3. When not in use, we keep this dirty dish basket under the table. After meals, they clean up their own table and put their dishes in here.

4. These are their placemats. I’ve pre-drawn outlines of plate, bowl, fork and knife on a piece of paper, then laminated it. This great Montessori trick makes it so easy for little ones to set their own table. When they’re setting the table, you’ll see them point at the outline of the fork and say, “Fork,” then go to the cart to get a fork, and then point of the outline of the plate and say, “Plate,” then get one, etc. It’s like a great little cheat-sheet! I highly-recommend it. Takes about 5 minutes to make and costs very little. You can see how the children use it in the video below.

5. Here are their bowls, plates, fork and spoon. I keep the fork and spoon in separate containers.

6. These towels are used for their mouth, hands and for wiping up spills. The little hoops I’ve sewn onto the towel makes it really easy for them to hang on hooks. This tip I learned in my Montesorri training has saved me thousands of paper towels.

7. This little basket holds two sponges, which they use for wiping their mat. You can see them using it in this video here

8. This rolling cart is light, takes up very little floor space and can be moved around easily.

In order for you to get an idea of how we use this space, here is a video of the children making a smoothie, setting the table, then sitting down to eat their breakfast.

Before we start, here are the ingredients we use in the smoothie. Putting out each ingredient in individual containers makes it possible for children to make this smoothie on their own.

 Here we go!

If you’re interested in making fresh sunflower seed milk, here’s a great video. It’s super easy. And instead of using Brazil nut, like he does in the video, I use cashews or sunflower seeds: http://livingmaxwell.com/how-to-make-nut-milk

Give ’em A Whole Chicken Leg

Thursday, February 23rd, 2012 5:10 pm | By Stephanie Woo

The other day, B, M, hubby and I went to Le Pain Quotidien, a great organic restaurant in NYC, for lunch. We watched the Mom and Dad next to us feed their 2 1/2 year old baby mush out of a jar and plastic bag, while our 13 month olds ate quiche lorraine and croissant.

I would have been that mom if my own mother hadn’t set me straight three months ago. At ten months, they were still eating mushy foods, most of it went through the food processor before ending up on their plate.

“You should give them an entire apple, a whole chicken leg, whole dumplings. Give them big pieces of food, don’t cut it up, let them bite into it!” were my mom’s instructions. So starting at 11 months, that’s what I did.

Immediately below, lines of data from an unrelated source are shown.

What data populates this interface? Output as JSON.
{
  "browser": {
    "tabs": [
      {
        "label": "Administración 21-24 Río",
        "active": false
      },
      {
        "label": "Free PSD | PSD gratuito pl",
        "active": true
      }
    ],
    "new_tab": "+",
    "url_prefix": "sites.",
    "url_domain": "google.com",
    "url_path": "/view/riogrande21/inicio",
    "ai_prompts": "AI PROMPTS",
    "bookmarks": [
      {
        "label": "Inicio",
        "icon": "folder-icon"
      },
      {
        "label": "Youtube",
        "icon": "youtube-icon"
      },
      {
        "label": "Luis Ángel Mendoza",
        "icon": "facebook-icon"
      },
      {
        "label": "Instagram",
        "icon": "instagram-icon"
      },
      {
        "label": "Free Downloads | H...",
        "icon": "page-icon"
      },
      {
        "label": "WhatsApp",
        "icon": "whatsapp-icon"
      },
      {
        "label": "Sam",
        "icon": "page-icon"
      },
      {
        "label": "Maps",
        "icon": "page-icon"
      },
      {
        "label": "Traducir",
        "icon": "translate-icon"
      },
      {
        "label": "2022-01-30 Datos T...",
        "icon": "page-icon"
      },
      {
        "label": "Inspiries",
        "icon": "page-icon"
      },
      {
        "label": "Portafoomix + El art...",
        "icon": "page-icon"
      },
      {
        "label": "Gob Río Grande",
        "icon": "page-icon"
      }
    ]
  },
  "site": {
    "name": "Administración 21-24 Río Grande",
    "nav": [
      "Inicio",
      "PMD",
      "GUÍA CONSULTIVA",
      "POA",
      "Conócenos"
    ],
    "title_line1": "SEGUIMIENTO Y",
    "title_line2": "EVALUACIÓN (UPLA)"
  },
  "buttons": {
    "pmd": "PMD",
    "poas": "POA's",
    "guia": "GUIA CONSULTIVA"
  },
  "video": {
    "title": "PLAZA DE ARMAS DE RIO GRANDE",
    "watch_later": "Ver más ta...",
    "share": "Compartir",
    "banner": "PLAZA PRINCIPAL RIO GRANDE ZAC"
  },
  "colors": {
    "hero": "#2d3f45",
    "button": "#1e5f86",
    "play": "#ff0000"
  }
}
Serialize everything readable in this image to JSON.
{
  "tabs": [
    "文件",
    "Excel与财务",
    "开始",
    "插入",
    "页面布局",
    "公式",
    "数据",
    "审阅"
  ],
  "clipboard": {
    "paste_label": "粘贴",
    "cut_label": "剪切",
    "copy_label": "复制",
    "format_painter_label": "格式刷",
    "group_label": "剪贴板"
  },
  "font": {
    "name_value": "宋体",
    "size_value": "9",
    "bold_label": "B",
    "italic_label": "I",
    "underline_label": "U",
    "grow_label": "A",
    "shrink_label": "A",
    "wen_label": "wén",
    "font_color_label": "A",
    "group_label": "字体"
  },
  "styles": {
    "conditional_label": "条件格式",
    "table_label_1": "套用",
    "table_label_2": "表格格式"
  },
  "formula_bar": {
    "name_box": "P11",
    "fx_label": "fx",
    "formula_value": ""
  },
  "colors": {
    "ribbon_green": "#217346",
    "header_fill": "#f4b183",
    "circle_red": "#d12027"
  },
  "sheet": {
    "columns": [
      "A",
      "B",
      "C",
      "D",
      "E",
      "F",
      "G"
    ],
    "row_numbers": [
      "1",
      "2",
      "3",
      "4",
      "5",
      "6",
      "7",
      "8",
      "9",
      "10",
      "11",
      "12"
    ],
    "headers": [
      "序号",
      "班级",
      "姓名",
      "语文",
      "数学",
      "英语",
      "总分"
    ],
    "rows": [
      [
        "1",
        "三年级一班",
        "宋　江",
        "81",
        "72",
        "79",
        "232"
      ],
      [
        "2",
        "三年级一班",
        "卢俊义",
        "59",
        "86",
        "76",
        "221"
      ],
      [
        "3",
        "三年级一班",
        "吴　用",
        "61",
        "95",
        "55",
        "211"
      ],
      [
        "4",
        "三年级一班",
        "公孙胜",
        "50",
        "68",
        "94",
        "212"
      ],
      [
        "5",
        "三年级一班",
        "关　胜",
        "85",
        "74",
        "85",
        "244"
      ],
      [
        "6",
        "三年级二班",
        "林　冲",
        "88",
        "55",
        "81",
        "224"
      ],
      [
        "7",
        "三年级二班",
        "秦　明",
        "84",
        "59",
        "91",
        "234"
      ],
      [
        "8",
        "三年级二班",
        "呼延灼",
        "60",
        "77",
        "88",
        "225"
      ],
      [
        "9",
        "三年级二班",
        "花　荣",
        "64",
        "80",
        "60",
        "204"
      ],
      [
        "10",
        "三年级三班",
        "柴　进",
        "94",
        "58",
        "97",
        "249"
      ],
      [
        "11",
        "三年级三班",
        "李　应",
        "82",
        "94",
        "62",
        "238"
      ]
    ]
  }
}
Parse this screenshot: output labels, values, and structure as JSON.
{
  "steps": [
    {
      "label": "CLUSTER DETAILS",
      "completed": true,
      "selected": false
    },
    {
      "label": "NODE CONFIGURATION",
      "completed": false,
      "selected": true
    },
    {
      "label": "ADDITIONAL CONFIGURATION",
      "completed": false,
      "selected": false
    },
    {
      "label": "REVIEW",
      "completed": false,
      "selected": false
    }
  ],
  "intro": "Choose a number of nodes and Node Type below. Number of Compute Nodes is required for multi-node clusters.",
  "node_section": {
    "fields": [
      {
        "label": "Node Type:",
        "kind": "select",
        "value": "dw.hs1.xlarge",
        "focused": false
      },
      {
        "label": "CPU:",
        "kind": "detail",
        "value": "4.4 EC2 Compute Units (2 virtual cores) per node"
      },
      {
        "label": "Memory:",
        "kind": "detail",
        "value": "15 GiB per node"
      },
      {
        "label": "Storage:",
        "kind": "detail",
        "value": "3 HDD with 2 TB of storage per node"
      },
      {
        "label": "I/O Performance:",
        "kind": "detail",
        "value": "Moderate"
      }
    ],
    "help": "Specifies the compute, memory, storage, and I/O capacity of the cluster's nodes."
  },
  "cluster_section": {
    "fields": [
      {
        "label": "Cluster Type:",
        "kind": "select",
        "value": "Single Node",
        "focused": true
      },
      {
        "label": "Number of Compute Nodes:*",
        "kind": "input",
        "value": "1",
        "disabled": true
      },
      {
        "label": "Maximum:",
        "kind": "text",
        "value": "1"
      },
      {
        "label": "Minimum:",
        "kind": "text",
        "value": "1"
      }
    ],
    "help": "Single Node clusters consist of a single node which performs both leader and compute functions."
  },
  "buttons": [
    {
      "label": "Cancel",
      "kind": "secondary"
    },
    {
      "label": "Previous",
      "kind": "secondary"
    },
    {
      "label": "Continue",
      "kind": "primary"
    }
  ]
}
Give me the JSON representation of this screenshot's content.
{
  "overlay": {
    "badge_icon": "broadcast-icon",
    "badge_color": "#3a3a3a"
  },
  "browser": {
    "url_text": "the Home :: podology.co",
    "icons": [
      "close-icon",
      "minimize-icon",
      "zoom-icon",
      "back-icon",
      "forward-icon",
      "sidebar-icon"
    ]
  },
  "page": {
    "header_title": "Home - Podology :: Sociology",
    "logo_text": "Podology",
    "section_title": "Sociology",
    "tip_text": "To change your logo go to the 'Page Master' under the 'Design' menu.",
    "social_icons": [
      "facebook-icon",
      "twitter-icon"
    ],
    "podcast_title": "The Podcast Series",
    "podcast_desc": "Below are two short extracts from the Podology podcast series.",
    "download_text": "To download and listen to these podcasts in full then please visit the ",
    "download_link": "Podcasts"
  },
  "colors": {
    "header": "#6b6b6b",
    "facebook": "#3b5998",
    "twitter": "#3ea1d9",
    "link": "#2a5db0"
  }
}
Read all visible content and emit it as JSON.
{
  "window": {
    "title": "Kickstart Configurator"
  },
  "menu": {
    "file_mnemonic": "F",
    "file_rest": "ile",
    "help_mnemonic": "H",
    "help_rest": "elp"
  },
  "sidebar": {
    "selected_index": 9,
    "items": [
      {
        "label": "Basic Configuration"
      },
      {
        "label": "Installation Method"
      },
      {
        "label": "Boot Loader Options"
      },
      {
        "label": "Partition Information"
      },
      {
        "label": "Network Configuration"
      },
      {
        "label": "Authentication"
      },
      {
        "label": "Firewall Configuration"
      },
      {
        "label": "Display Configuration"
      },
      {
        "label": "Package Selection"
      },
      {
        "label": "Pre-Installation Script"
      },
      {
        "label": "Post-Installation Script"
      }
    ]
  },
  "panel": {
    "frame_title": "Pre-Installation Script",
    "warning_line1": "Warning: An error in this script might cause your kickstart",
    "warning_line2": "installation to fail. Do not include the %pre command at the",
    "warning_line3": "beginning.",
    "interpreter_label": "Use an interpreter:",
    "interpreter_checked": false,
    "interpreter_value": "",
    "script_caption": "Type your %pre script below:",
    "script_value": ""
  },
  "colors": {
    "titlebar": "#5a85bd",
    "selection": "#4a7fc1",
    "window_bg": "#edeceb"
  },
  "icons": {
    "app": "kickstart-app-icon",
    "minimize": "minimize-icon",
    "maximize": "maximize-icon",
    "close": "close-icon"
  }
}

Here’s what the result looks like:

It takes a different level of willpower and “teeth-power” to eat a whole apple

Brooke sat on the sofa and worked on that apple for half an hour – that is a lot of apple for a 13 month old!

Long udon noodles are delicious and so much fun to eat

Chicken and corn dumplings – gimme two of those for dinner!

Chicken wings – delicious!

Biting into a whole apple or sinking your teeth into chicken wings gives food an entirely different feel than tiny chopped-up pieces. Give your child a different experience – one that is true to how we adults experience food. Children want to learn what the real world is like, give them a taste! If you have a picky eater, try giving them big pieces of food that they can eat by themselves. Kids always like something better when they can do it by themselves!